Extra Hot Pickled Jalapenos
If you ever find yourself craving more heat in your Pickled Jalapenos, just add 3-4 Habanero chiles for every pound of Jalapenos. But consider yourself warned as this will add some real zip! Note: instructions not meant for long term canning or preserving.
Servings: 8 (2 pints)
- 1 lb. Jalapeno peppers (approx. 10 larger jalapenos)
- 4 Habanero peppers
- 2 carrots
- 1 small onion
- 4-6 cloves garlic
- 1.5 cups white vinegar
- 1 cup water
- 1 tablespoon Kosher or sea salt
- 1/2 teaspoon Mexican oregano
- 1/2 teaspoon cumin seeds (or powdered)
- 8-10 black peppercorns
- olive oil
Give the jalapenos a rinse and cut them into 1/4 inch slices. Peel the carrots and cut into 1/4 inch slices.
Give the habaneros a rinse and cut into thin slices. Warning: always use caution when handling hot chile peppers, especially habaneros. I used gloves when making this batch. More info on handling hot chiles.
Peel and quarter the onion, chopping into thin slices. Peel and roughly chop the garlic. Heat a glug of oil in a sauce pan over medium heat. Saute the onion and garlic for a few minutes until softened.
Add the spices to the pan and cook briefly: 1/2 teaspoon cumin seeds, 1/2 teaspoon Mexican oregano, 8-10 black peppercorns. I usually give the spices a quick crush in the molcajete but this is optional. And feel free to use powdered spices if you don't have seeds or peppercorns on hand (1/2 teaspoon powdered cumin and 1/4 teaspoon black pepper would be good equivalents.)

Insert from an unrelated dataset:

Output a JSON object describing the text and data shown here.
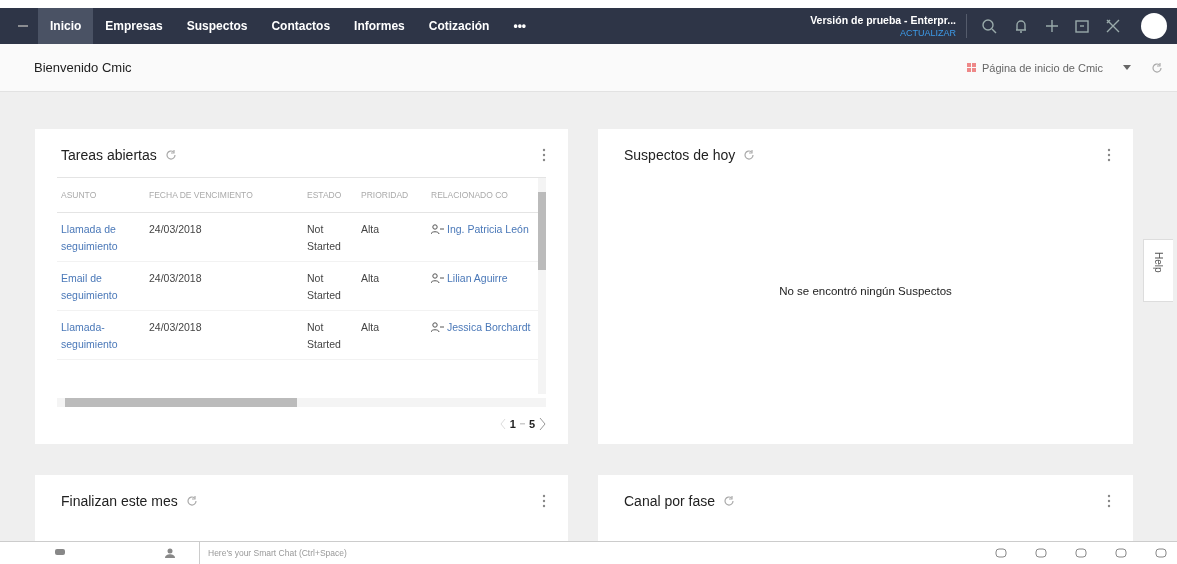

Add the jalapenos, habaneros, and carrots to the pan. Briefly saute and then add 1.5 cups white vinegar, 1 cup water, and 1 tablespoon kosher or sea salt. Simmer until the jalapenos are just turning army green in color.
Fill two pint-sized Mason jars with the veggies and fill to the brim with the vinegar mixture. Try to get an equal distribution of habaneros in each jar. You could also use a single quart-sized Mason jar if available. You can give them a taste test now for a preview, but they won't have full flavor until they rest overnight in the brine.
I usually let the jars cool on the counter for a bit, then cap them and store in the fridge where they will keep for weeks at a time.
Please use caution when handling hot chiles!! Here are some tips on handling hot chile peppers.
Kosher, sea or pickling salts are the most common salts used for pickling vegetables. Iodized salt isn't recommended as sometimes additives will affect the brine.
Glass containers seem to be the best choice for storage of this vinegar based brine. Metallic containers not recommended.
It's also best practice to use a non-reactive pan for simmering the vinegar mixture. If you use a cast iron pan the acidity will eat away at the pan's seasoning.
I didn't add carrots to this test batch because I was concerned about having enough space in the jars, but with a small amount of Habaneros you'll have plenty of space for some fiery carrots so I've included them in the recipe.
Calories: 40kcal | Carbohydrates: 7g | Protein: 1g | Fat: 1g | Saturated Fat: 1g | Sodium: 888mg | Potassium: 224mg | Fiber: 2g | Sugar: 4g | Vitamin A: 3206IU | Vitamin C: 76mg | Calcium: 21mg | Iron: 1mg